◆ YOUR OBJECTIVE ◆
Select, from the data, each line where "Incidents" occurs.

◆ EXERCISE MATERIAL ◆
____

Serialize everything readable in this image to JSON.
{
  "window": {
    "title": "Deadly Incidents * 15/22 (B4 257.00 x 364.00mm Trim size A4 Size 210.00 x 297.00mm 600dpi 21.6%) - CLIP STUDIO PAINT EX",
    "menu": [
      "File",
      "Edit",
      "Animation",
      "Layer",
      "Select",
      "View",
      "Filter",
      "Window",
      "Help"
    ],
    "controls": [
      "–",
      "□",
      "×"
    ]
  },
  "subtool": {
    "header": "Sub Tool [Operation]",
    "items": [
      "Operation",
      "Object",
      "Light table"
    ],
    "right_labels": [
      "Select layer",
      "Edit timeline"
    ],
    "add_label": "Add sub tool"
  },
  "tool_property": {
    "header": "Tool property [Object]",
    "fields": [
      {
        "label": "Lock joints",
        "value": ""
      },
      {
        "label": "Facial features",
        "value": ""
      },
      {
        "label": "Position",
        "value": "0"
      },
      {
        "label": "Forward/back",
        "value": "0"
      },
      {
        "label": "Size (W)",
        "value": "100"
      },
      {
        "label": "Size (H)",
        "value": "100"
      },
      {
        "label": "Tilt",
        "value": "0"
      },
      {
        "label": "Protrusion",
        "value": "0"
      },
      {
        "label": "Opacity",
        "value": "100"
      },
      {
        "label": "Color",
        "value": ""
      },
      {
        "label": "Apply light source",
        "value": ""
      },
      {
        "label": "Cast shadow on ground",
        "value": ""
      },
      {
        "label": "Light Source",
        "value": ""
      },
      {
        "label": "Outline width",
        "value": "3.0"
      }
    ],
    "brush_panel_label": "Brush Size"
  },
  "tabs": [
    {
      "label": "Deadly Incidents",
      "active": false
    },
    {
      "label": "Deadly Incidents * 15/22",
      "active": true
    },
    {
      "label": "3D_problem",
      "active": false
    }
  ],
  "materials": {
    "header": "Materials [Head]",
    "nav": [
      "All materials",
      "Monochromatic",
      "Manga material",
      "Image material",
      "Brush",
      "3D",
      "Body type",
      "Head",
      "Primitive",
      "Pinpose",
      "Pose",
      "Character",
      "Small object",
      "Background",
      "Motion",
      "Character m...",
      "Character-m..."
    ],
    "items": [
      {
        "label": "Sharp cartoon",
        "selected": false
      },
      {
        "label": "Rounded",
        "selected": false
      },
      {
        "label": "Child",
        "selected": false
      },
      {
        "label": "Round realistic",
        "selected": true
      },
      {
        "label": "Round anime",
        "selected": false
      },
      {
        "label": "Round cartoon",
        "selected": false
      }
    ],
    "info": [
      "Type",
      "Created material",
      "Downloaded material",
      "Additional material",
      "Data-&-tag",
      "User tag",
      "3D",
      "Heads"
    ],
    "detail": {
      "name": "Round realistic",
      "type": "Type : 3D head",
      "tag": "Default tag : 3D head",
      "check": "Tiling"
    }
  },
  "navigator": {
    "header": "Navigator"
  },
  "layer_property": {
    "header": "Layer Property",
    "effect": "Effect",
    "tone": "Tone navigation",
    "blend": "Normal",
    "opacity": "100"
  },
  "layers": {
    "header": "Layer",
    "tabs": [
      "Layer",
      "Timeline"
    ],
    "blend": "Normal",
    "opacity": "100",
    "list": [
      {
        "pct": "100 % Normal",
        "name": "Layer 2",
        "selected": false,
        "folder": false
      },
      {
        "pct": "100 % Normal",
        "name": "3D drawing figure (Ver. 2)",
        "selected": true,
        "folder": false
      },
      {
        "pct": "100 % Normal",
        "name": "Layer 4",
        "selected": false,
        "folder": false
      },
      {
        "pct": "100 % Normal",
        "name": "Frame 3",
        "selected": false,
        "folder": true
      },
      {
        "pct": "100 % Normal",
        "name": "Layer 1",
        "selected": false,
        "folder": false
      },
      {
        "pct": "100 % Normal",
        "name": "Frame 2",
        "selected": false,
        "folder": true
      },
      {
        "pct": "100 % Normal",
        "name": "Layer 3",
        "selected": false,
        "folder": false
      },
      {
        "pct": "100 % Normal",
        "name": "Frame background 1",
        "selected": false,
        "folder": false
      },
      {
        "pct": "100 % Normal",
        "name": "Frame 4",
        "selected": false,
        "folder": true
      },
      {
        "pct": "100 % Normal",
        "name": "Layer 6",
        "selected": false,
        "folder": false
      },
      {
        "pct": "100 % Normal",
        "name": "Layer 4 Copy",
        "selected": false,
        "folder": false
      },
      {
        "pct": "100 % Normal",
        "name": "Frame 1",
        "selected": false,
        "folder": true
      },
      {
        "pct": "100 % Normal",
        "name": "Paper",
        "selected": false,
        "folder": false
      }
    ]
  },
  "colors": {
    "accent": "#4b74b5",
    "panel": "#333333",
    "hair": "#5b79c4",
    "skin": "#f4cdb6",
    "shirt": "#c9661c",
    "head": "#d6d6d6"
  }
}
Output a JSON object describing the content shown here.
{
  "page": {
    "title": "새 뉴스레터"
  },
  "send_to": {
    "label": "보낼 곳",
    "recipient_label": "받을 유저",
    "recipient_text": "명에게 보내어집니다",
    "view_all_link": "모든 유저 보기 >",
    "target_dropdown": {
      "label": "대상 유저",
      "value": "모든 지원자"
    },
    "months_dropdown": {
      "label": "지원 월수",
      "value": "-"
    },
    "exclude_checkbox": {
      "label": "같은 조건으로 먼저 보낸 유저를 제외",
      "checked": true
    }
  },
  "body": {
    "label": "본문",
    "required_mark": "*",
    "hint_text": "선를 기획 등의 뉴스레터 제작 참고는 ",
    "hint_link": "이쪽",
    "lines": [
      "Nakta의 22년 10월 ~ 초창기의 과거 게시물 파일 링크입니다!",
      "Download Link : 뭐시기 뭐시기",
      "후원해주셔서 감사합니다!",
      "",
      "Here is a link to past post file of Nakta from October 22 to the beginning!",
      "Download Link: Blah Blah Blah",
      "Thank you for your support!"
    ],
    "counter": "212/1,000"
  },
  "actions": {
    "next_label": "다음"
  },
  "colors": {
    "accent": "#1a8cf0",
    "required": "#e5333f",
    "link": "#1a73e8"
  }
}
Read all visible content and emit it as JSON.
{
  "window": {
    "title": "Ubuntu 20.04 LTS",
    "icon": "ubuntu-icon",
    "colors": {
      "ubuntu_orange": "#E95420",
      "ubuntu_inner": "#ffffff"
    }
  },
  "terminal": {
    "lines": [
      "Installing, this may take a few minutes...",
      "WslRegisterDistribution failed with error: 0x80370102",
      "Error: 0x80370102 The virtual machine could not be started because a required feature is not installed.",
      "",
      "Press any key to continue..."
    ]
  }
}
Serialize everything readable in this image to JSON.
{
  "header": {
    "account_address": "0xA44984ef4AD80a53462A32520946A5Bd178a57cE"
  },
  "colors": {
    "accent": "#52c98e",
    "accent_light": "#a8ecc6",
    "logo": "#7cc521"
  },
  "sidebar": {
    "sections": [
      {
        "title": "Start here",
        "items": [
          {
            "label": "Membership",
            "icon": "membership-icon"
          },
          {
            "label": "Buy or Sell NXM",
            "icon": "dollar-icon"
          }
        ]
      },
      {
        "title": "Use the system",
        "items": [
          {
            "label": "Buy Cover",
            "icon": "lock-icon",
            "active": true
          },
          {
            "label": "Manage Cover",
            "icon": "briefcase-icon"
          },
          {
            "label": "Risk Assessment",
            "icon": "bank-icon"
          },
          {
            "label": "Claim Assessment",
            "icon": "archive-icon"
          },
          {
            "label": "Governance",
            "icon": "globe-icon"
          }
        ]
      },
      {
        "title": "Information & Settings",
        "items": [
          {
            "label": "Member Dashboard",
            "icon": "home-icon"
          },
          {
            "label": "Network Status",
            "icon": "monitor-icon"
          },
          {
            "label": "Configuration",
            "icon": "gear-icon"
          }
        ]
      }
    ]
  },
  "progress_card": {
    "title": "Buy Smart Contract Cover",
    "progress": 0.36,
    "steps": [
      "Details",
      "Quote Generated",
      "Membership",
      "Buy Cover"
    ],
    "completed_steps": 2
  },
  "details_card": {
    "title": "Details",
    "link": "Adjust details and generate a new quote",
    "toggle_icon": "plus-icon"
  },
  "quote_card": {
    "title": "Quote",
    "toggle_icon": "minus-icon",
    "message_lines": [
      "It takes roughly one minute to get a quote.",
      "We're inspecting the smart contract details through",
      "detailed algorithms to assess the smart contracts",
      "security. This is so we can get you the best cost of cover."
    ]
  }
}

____

◆ SOLUTION FOR THIS TASK ◆
    "title": "Deadly Incidents * 15/22 (B4 257.00 x 364.00mm Trim size A4 Size 210.00 x 297.00mm 600dpi 21.6%) - CLIP STUDIO PAINT EX",
      "label": "Deadly Incidents",
      "label": "Deadly Incidents * 15/22",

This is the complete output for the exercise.